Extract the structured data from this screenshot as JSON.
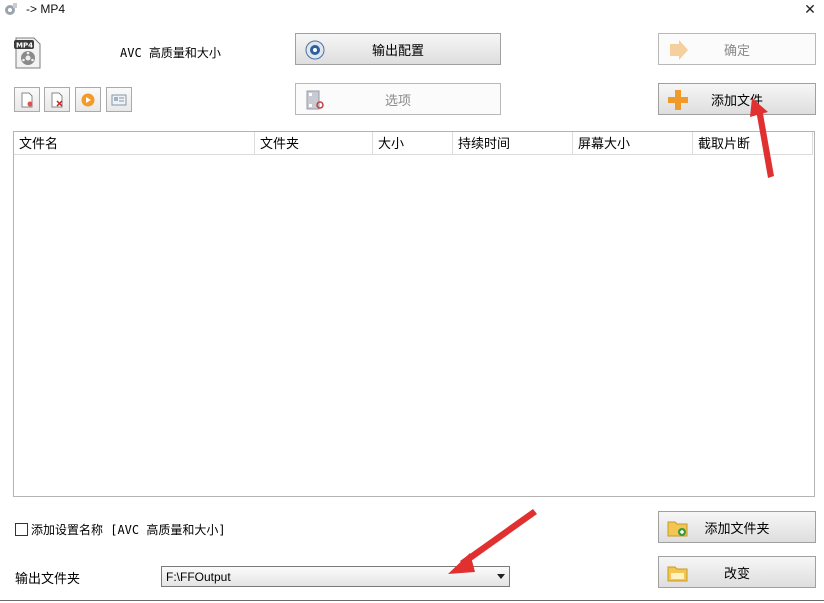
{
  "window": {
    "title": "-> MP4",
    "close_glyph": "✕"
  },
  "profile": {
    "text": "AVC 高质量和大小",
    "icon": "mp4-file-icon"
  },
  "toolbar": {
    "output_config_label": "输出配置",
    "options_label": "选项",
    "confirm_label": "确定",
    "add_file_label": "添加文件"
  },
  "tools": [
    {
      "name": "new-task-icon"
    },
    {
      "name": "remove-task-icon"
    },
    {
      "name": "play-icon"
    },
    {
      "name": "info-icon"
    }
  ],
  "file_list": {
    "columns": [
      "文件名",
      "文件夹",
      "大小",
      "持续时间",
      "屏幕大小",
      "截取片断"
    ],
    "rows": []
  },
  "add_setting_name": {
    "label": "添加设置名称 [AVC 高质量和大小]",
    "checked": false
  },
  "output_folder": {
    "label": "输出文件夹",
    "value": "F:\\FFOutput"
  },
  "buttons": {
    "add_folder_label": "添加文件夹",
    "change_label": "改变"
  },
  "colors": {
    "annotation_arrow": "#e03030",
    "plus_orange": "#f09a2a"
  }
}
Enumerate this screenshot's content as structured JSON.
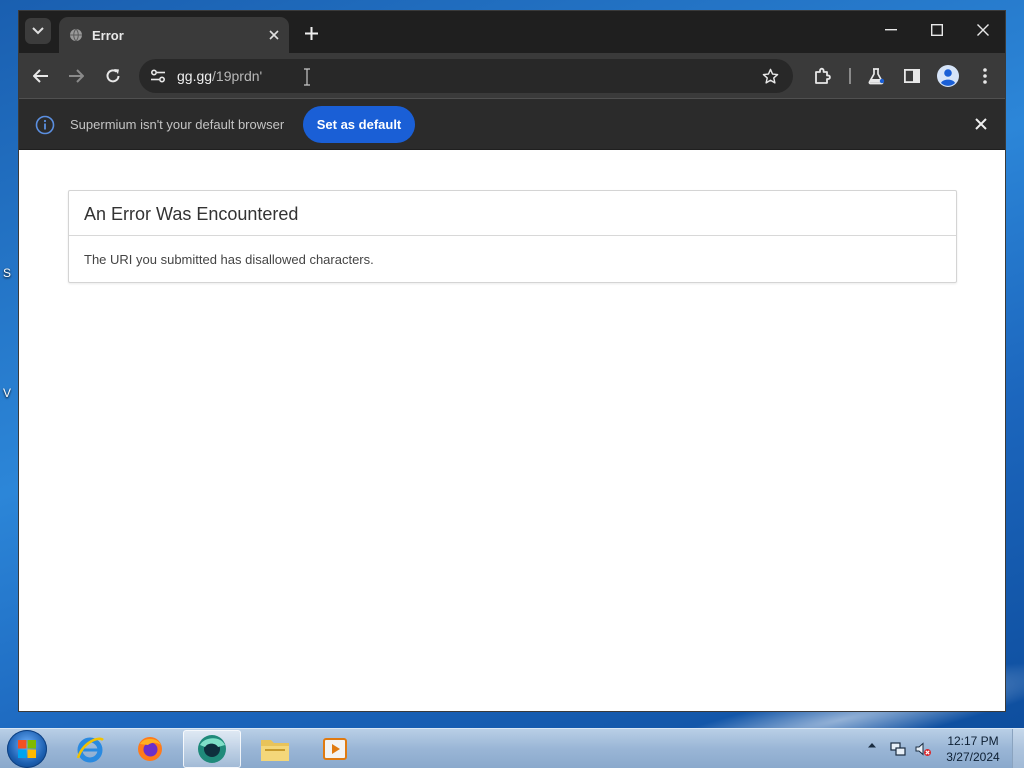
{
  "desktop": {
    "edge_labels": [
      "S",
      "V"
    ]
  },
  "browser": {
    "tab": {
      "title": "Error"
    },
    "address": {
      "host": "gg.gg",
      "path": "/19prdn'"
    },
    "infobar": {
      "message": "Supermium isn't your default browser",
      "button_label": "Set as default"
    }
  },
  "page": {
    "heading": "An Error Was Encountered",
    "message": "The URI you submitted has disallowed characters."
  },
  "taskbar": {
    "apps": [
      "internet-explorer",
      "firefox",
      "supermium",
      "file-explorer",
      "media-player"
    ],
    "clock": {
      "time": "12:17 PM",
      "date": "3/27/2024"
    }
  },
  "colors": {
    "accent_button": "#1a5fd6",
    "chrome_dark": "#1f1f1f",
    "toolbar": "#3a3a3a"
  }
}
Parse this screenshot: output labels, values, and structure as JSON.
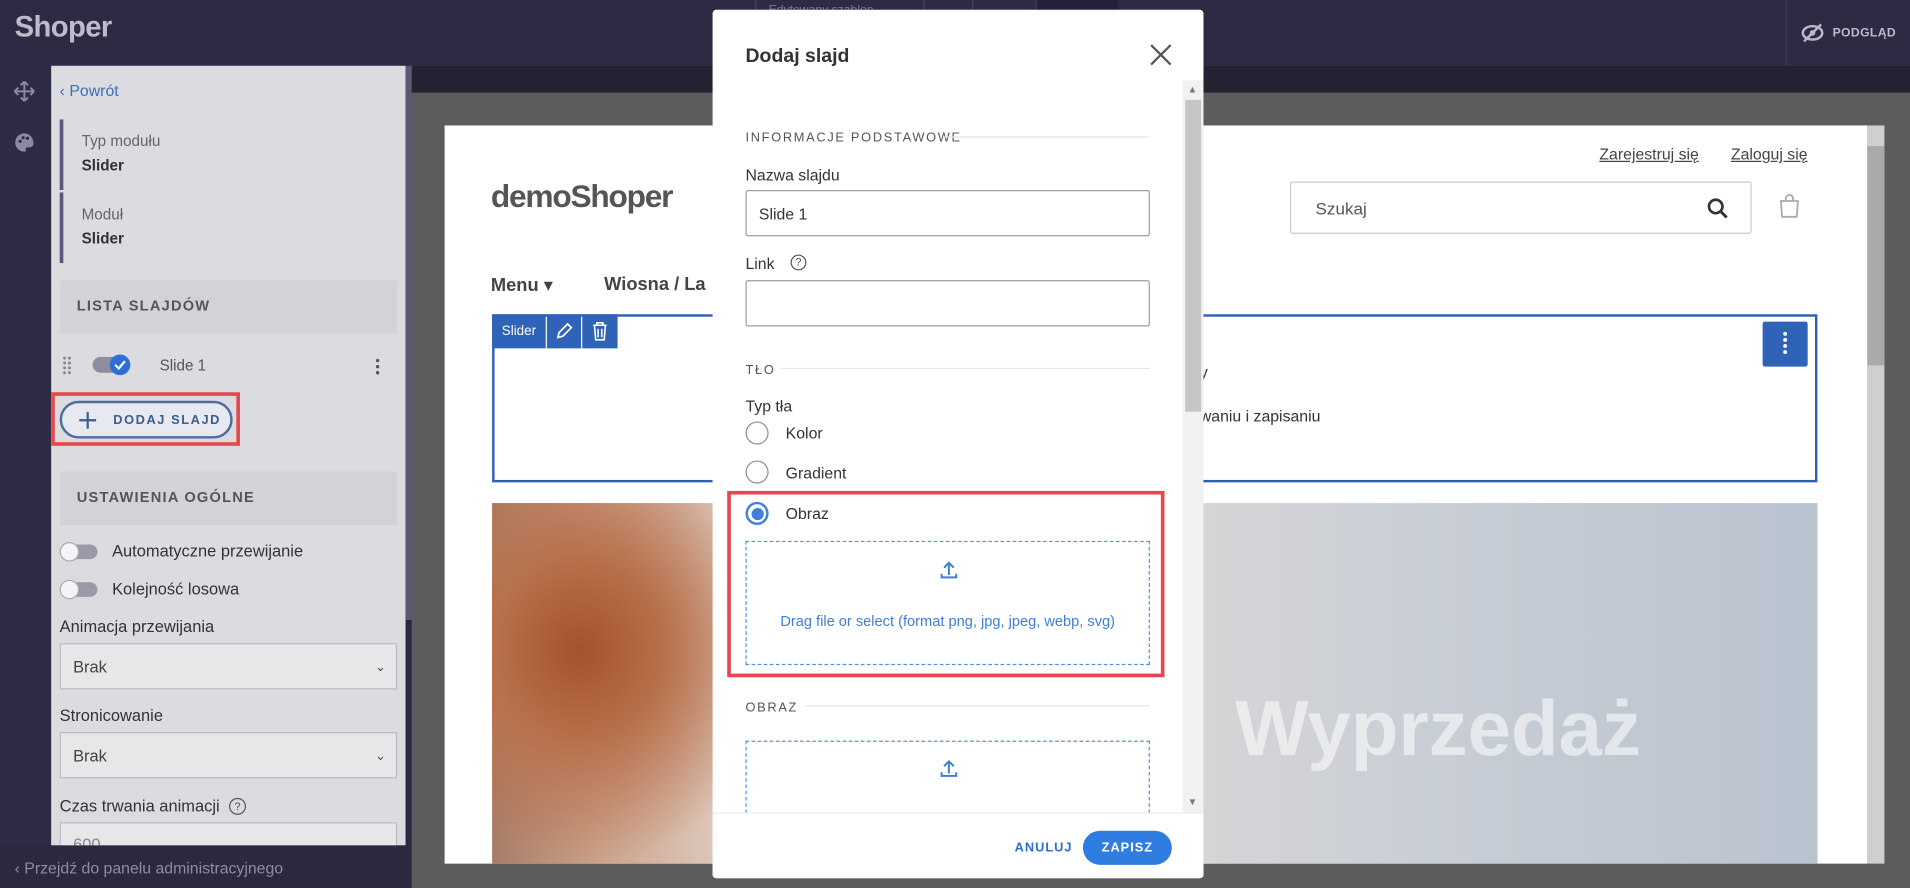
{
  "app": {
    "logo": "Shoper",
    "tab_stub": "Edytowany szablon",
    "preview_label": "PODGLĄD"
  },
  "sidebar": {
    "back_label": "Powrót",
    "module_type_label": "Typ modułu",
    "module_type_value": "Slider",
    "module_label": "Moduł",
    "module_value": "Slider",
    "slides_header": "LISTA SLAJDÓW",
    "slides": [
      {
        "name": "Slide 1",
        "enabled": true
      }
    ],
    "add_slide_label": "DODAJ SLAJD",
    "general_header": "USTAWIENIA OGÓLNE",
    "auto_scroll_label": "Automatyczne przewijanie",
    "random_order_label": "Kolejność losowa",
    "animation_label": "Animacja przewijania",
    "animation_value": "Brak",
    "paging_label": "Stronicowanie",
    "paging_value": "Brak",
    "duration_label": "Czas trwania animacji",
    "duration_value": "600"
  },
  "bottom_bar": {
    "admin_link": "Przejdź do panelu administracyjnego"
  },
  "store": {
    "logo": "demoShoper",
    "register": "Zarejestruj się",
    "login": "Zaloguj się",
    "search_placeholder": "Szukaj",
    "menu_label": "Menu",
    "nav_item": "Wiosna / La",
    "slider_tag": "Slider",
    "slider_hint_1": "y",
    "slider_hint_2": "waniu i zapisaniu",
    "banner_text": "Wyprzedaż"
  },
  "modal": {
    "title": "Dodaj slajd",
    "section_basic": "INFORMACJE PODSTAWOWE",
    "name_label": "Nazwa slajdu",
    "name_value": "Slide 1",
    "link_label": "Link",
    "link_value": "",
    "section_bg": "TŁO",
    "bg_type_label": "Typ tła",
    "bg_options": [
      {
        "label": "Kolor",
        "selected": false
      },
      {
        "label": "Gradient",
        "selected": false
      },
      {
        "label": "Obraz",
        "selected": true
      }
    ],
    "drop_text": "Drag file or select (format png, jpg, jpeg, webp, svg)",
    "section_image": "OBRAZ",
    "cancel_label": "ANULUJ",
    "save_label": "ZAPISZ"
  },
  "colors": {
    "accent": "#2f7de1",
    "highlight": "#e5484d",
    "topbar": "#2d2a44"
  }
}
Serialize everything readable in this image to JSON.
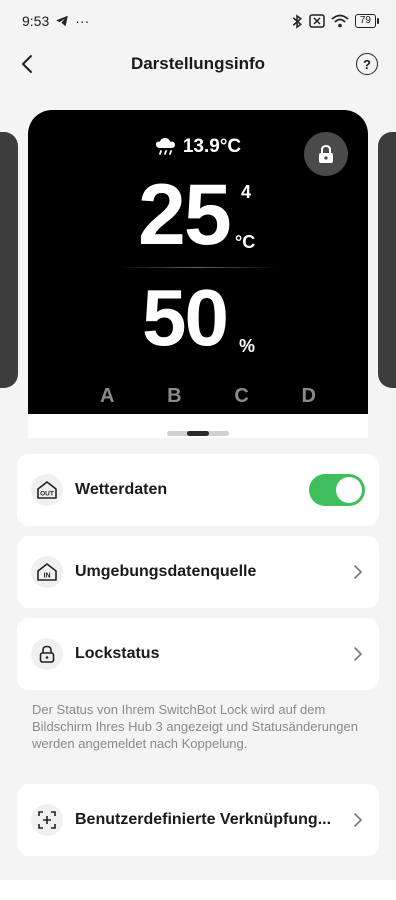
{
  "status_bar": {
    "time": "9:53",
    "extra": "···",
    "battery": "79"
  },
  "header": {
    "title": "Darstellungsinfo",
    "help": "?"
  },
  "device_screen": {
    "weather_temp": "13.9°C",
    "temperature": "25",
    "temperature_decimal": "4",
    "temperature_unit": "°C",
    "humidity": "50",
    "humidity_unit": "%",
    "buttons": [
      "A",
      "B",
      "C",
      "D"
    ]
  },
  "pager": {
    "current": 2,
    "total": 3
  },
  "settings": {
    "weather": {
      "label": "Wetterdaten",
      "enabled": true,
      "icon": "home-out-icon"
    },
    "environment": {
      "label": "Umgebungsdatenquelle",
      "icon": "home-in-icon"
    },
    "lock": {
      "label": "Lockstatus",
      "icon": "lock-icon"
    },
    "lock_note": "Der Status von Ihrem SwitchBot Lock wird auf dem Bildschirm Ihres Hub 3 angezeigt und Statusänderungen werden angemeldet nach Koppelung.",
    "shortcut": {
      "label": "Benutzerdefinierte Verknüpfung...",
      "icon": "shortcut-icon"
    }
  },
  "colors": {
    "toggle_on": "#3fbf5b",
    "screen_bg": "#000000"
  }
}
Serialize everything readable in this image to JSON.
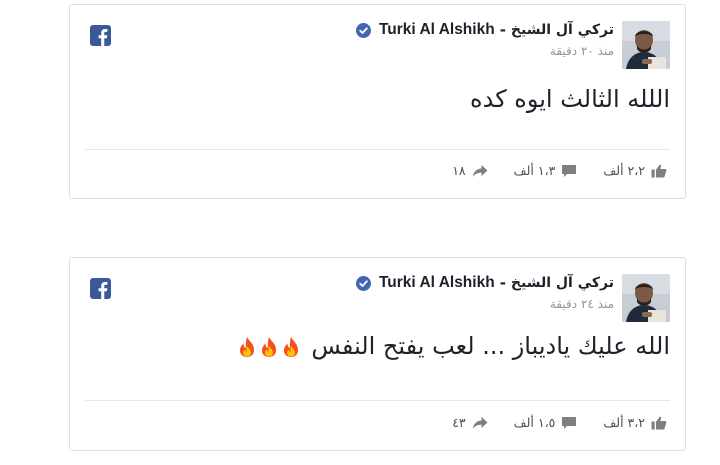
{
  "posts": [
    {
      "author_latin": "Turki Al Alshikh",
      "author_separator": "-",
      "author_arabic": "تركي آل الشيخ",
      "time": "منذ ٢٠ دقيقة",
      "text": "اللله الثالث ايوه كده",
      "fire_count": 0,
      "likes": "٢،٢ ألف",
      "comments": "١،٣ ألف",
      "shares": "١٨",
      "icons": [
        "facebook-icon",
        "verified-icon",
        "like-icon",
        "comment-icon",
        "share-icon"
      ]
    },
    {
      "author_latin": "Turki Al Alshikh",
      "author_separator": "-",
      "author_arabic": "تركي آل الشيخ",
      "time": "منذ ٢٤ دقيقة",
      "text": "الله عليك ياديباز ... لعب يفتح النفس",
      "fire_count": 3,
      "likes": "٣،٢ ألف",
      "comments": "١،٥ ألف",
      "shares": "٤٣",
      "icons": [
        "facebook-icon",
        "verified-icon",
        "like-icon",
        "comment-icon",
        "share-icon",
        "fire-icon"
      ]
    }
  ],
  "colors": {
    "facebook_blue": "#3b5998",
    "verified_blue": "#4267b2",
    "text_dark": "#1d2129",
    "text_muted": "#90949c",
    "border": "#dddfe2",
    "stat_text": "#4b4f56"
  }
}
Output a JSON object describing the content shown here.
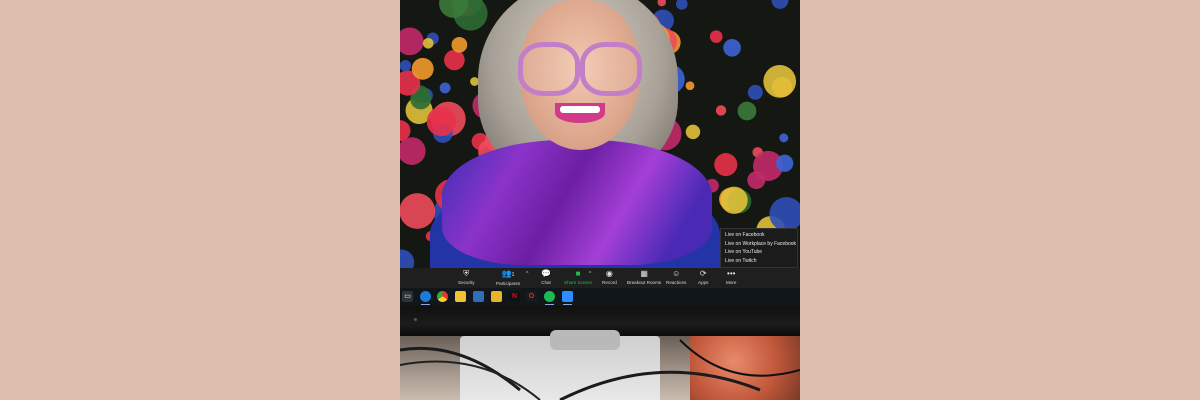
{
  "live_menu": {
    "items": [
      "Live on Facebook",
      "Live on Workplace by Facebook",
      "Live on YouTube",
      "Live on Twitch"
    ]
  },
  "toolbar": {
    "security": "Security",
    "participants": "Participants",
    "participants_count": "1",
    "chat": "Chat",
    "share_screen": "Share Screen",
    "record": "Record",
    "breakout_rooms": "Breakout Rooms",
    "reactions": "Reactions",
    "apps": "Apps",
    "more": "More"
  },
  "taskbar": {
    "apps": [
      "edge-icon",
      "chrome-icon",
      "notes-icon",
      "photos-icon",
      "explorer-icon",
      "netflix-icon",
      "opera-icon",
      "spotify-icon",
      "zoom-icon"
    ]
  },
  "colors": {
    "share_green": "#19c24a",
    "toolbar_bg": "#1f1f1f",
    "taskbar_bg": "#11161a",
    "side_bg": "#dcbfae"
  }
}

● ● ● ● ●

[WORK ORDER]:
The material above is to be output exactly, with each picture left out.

[RESPONSE TO THE EXERCISE]:
Extract the structured data from this screenshot as JSON.
{
  "window": {
    "title": "-> MP4",
    "close_glyph": "✕"
  },
  "profile": {
    "text": "AVC 高质量和大小",
    "icon": "mp4-file-icon"
  },
  "toolbar": {
    "output_config_label": "输出配置",
    "options_label": "选项",
    "confirm_label": "确定",
    "add_file_label": "添加文件"
  },
  "tools": [
    {
      "name": "new-task-icon"
    },
    {
      "name": "remove-task-icon"
    },
    {
      "name": "play-icon"
    },
    {
      "name": "info-icon"
    }
  ],
  "file_list": {
    "columns": [
      "文件名",
      "文件夹",
      "大小",
      "持续时间",
      "屏幕大小",
      "截取片断"
    ],
    "rows": []
  },
  "add_setting_name": {
    "label": "添加设置名称 [AVC 高质量和大小]",
    "checked": false
  },
  "output_folder": {
    "label": "输出文件夹",
    "value": "F:\\FFOutput"
  },
  "buttons": {
    "add_folder_label": "添加文件夹",
    "change_label": "改变"
  },
  "colors": {
    "annotation_arrow": "#e03030",
    "plus_orange": "#f09a2a"
  }
}
Enumerate this screenshot's content as structured JSON.
{
  "desktop": {
    "edge_labels": [
      "S",
      "V"
    ]
  },
  "browser": {
    "tab": {
      "title": "Error"
    },
    "address": {
      "host": "gg.gg",
      "path": "/19prdn'"
    },
    "infobar": {
      "message": "Supermium isn't your default browser",
      "button_label": "Set as default"
    }
  },
  "page": {
    "heading": "An Error Was Encountered",
    "message": "The URI you submitted has disallowed characters."
  },
  "taskbar": {
    "apps": [
      "internet-explorer",
      "firefox",
      "supermium",
      "file-explorer",
      "media-player"
    ],
    "clock": {
      "time": "12:17 PM",
      "date": "3/27/2024"
    }
  },
  "colors": {
    "accent_button": "#1a5fd6",
    "chrome_dark": "#1f1f1f",
    "toolbar": "#3a3a3a"
  }
}
Parse this screenshot: output labels, values, and structure as JSON.
{
  "app": {
    "logo": "Shoper",
    "tab_stub": "Edytowany szablon",
    "preview_label": "PODGLĄD"
  },
  "sidebar": {
    "back_label": "Powrót",
    "module_type_label": "Typ modułu",
    "module_type_value": "Slider",
    "module_label": "Moduł",
    "module_value": "Slider",
    "slides_header": "LISTA SLAJDÓW",
    "slides": [
      {
        "name": "Slide 1",
        "enabled": true
      }
    ],
    "add_slide_label": "DODAJ SLAJD",
    "general_header": "USTAWIENIA OGÓLNE",
    "auto_scroll_label": "Automatyczne przewijanie",
    "random_order_label": "Kolejność losowa",
    "animation_label": "Animacja przewijania",
    "animation_value": "Brak",
    "paging_label": "Stronicowanie",
    "paging_value": "Brak",
    "duration_label": "Czas trwania animacji",
    "duration_value": "600"
  },
  "bottom_bar": {
    "admin_link": "Przejdź do panelu administracyjnego"
  },
  "store": {
    "logo": "demoShoper",
    "register": "Zarejestruj się",
    "login": "Zaloguj się",
    "search_placeholder": "Szukaj",
    "menu_label": "Menu",
    "nav_item": "Wiosna / La",
    "slider_tag": "Slider",
    "slider_hint_1": "y",
    "slider_hint_2": "waniu i zapisaniu",
    "banner_text": "Wyprzedaż"
  },
  "modal": {
    "title": "Dodaj slajd",
    "section_basic": "INFORMACJE PODSTAWOWE",
    "name_label": "Nazwa slajdu",
    "name_value": "Slide 1",
    "link_label": "Link",
    "link_value": "",
    "section_bg": "TŁO",
    "bg_type_label": "Typ tła",
    "bg_options": [
      {
        "label": "Kolor",
        "selected": false
      },
      {
        "label": "Gradient",
        "selected": false
      },
      {
        "label": "Obraz",
        "selected": true
      }
    ],
    "drop_text": "Drag file or select (format png, jpg, jpeg, webp, svg)",
    "section_image": "OBRAZ",
    "cancel_label": "ANULUJ",
    "save_label": "ZAPISZ"
  },
  "colors": {
    "accent": "#2f7de1",
    "highlight": "#e5484d",
    "topbar": "#2d2a44"
  }
}
Serialize everything readable in this image to JSON.
{
  "status_bar": {
    "time": "9:53",
    "extra": "···",
    "battery": "79"
  },
  "header": {
    "title": "Darstellungsinfo",
    "help": "?"
  },
  "device_screen": {
    "weather_temp": "13.9°C",
    "temperature": "25",
    "temperature_decimal": "4",
    "temperature_unit": "°C",
    "humidity": "50",
    "humidity_unit": "%",
    "buttons": [
      "A",
      "B",
      "C",
      "D"
    ]
  },
  "pager": {
    "current": 2,
    "total": 3
  },
  "settings": {
    "weather": {
      "label": "Wetterdaten",
      "enabled": true,
      "icon": "home-out-icon"
    },
    "environment": {
      "label": "Umgebungsdatenquelle",
      "icon": "home-in-icon"
    },
    "lock": {
      "label": "Lockstatus",
      "icon": "lock-icon"
    },
    "lock_note": "Der Status von Ihrem SwitchBot Lock wird auf dem Bildschirm Ihres Hub 3 angezeigt und Statusänderungen werden angemeldet nach Koppelung.",
    "shortcut": {
      "label": "Benutzerdefinierte Verknüpfung...",
      "icon": "shortcut-icon"
    }
  },
  "colors": {
    "toggle_on": "#3fbf5b",
    "screen_bg": "#000000"
  }
}
Serialize everything readable in this image to JSON.
{
  "posts": [
    {
      "author_latin": "Turki Al Alshikh",
      "author_separator": "-",
      "author_arabic": "تركي آل الشيخ",
      "time": "منذ ٢٠ دقيقة",
      "text": "اللله الثالث ايوه كده",
      "fire_count": 0,
      "likes": "٢،٢ ألف",
      "comments": "١،٣ ألف",
      "shares": "١٨",
      "icons": [
        "facebook-icon",
        "verified-icon",
        "like-icon",
        "comment-icon",
        "share-icon"
      ]
    },
    {
      "author_latin": "Turki Al Alshikh",
      "author_separator": "-",
      "author_arabic": "تركي آل الشيخ",
      "time": "منذ ٢٤ دقيقة",
      "text": "الله عليك ياديباز ... لعب يفتح النفس",
      "fire_count": 3,
      "likes": "٣،٢ ألف",
      "comments": "١،٥ ألف",
      "shares": "٤٣",
      "icons": [
        "facebook-icon",
        "verified-icon",
        "like-icon",
        "comment-icon",
        "share-icon",
        "fire-icon"
      ]
    }
  ],
  "colors": {
    "facebook_blue": "#3b5998",
    "verified_blue": "#4267b2",
    "text_dark": "#1d2129",
    "text_muted": "#90949c",
    "border": "#dddfe2",
    "stat_text": "#4b4f56"
  }
}
Output a JSON object describing the content shown here.
{
  "live_menu": {
    "items": [
      "Live on Facebook",
      "Live on Workplace by Facebook",
      "Live on YouTube",
      "Live on Twitch"
    ]
  },
  "toolbar": {
    "security": "Security",
    "participants": "Participants",
    "participants_count": "1",
    "chat": "Chat",
    "share_screen": "Share Screen",
    "record": "Record",
    "breakout_rooms": "Breakout Rooms",
    "reactions": "Reactions",
    "apps": "Apps",
    "more": "More"
  },
  "taskbar": {
    "apps": [
      "edge-icon",
      "chrome-icon",
      "notes-icon",
      "photos-icon",
      "explorer-icon",
      "netflix-icon",
      "opera-icon",
      "spotify-icon",
      "zoom-icon"
    ]
  },
  "colors": {
    "share_green": "#19c24a",
    "toolbar_bg": "#1f1f1f",
    "taskbar_bg": "#11161a",
    "side_bg": "#dcbfae"
  }
}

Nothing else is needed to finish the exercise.